Component data from apps and pages
▼

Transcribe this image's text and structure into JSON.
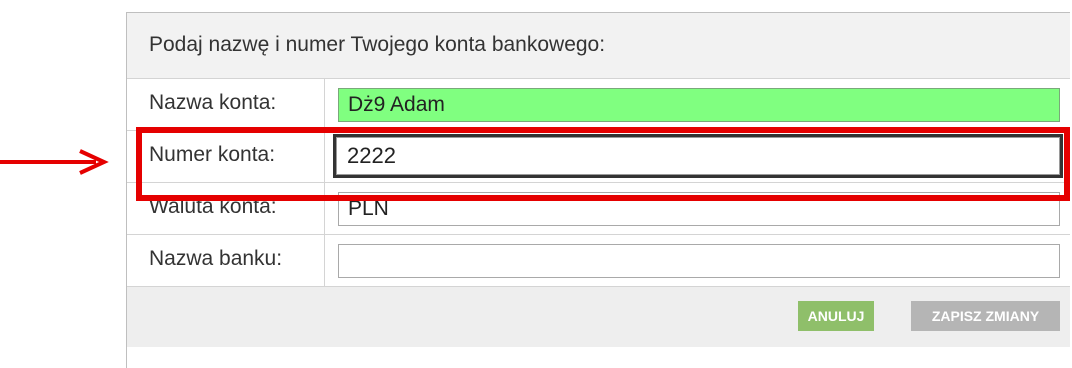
{
  "form": {
    "heading": "Podaj nazwę i numer Twojego konta bankowego:",
    "fields": [
      {
        "label": "Nazwa konta:",
        "value": "Dż9 Adam"
      },
      {
        "label": "Numer konta:",
        "value": "2222"
      },
      {
        "label": "Waluta konta:",
        "value": "PLN"
      },
      {
        "label": "Nazwa banku:",
        "value": ""
      }
    ],
    "buttons": {
      "cancel": "ANULUJ",
      "save": "ZAPISZ ZMIANY"
    }
  },
  "annotation": {
    "highlight_color": "#e50000",
    "highlighted_field": "Numer konta:",
    "arrow": "right-arrow-icon"
  },
  "colors": {
    "name_field_bg": "#80ff80",
    "cancel_bg": "#8fbf6a",
    "save_bg": "#b5b5b5"
  }
}
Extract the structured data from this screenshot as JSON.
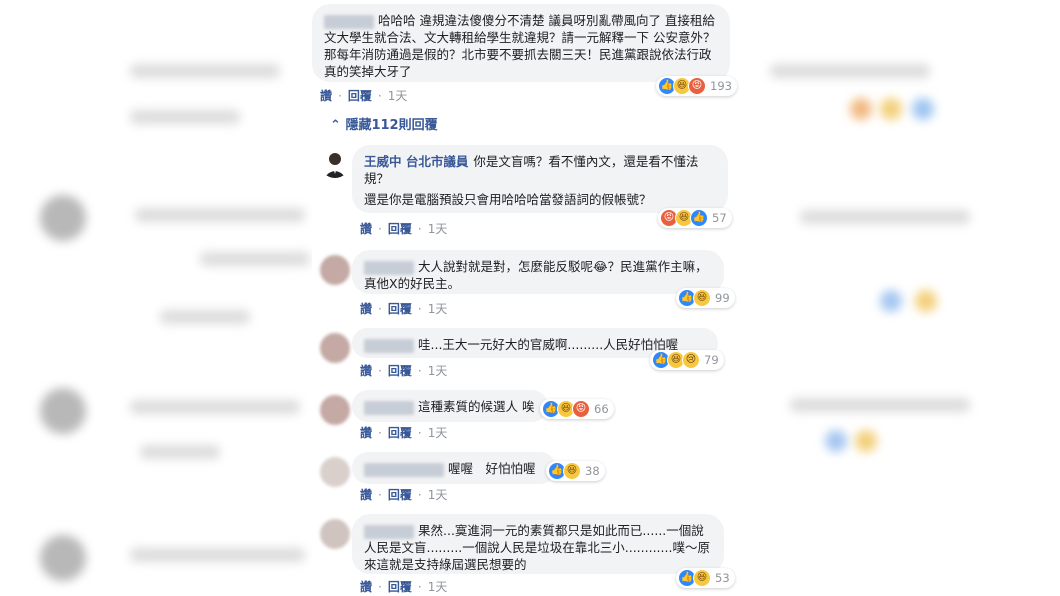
{
  "comments": [
    {
      "text": "哈哈哈 違規違法傻傻分不清楚 議員呀別亂帶風向了 直接租給文大學生就合法、文大轉租給學生就違規？請一元解釋一下 公安意外？那每年消防通過是假的？北市要不要抓去關三天！民進黨跟說依法行政 真的笑掉大牙了",
      "reactions_count": "193",
      "reactions": [
        "like",
        "haha",
        "angry"
      ],
      "time": "1天"
    },
    {
      "author": "王威中 台北市議員",
      "text": "你是文盲嗎？看不懂內文，還是看不懂法規？",
      "text2": "還是你是電腦預設只會用哈哈哈當發語詞的假帳號？",
      "reactions_count": "57",
      "reactions": [
        "angry",
        "haha",
        "like"
      ],
      "time": "1天"
    },
    {
      "text": "大人說對就是對，怎麼能反駁呢😂？民進黨作主嘛，真他X的好民主。",
      "reactions_count": "99",
      "reactions": [
        "like",
        "haha"
      ],
      "time": "1天"
    },
    {
      "text": "哇...王大一元好大的官威啊.........人民好怕怕喔",
      "reactions_count": "79",
      "reactions": [
        "like",
        "haha",
        "sad"
      ],
      "time": "1天"
    },
    {
      "text": "這種素質的候選人 唉",
      "reactions_count": "66",
      "reactions": [
        "like",
        "haha",
        "angry"
      ],
      "time": "1天"
    },
    {
      "text": "喔喔　好怕怕喔",
      "reactions_count": "38",
      "reactions": [
        "like",
        "haha"
      ],
      "time": "1天"
    },
    {
      "text": "果然...寞進洞一元的素質都只是如此而已......一個說人民是文盲.........一個說人民是垃圾在靠北三小............噗～原來這就是支持綠屆選民想要的",
      "reactions_count": "53",
      "reactions": [
        "like",
        "haha"
      ],
      "time": "1天"
    }
  ],
  "actions": {
    "like": "讚",
    "reply": "回覆",
    "dot": "·"
  },
  "hide_replies": "隱藏112則回覆",
  "colors": {
    "link": "#385898",
    "bubble": "#f2f3f5",
    "like": "#2d88ff"
  }
}
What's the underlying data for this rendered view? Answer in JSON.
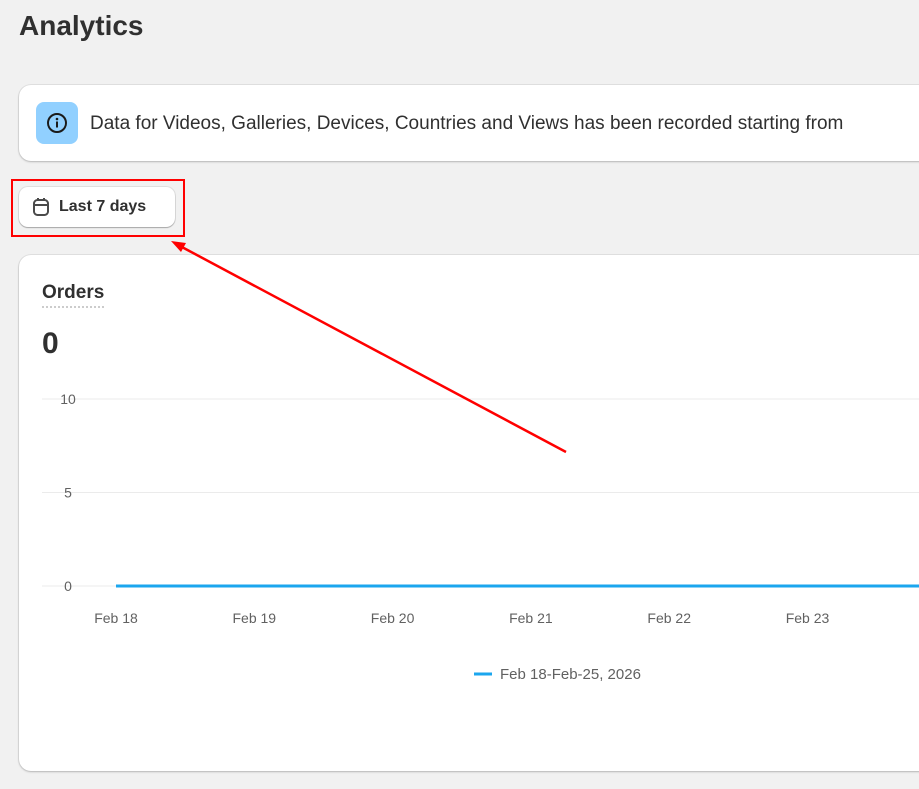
{
  "page": {
    "title": "Analytics"
  },
  "notice": {
    "icon": "info-icon",
    "text": "Data for Videos, Galleries, Devices, Countries and Views has been recorded starting from"
  },
  "date_filter": {
    "icon": "calendar-icon",
    "label": "Last 7 days"
  },
  "orders_card": {
    "title": "Orders",
    "value": "0"
  },
  "colors": {
    "series": "#1ba6ee",
    "annotation": "#ff0000",
    "notice_icon_bg": "#91d0ff"
  },
  "chart_data": {
    "type": "line",
    "categories": [
      "Feb 18",
      "Feb 19",
      "Feb 20",
      "Feb 21",
      "Feb 22",
      "Feb 23"
    ],
    "series": [
      {
        "name": "Feb 18-Feb-25, 2026",
        "values": [
          0,
          0,
          0,
          0,
          0,
          0
        ]
      }
    ],
    "yticks": [
      "10",
      "5",
      "0"
    ],
    "ylim": [
      0,
      10
    ],
    "grid": true,
    "legend": "bottom"
  }
}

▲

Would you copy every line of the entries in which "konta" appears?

Written response:
    "heading": "Podaj nazwę i numer Twojego konta bankowego:",
        "label": "Nazwa konta:",
        "label": "Numer konta:",
        "label": "Waluta konta:",
    "highlighted_field": "Numer konta:",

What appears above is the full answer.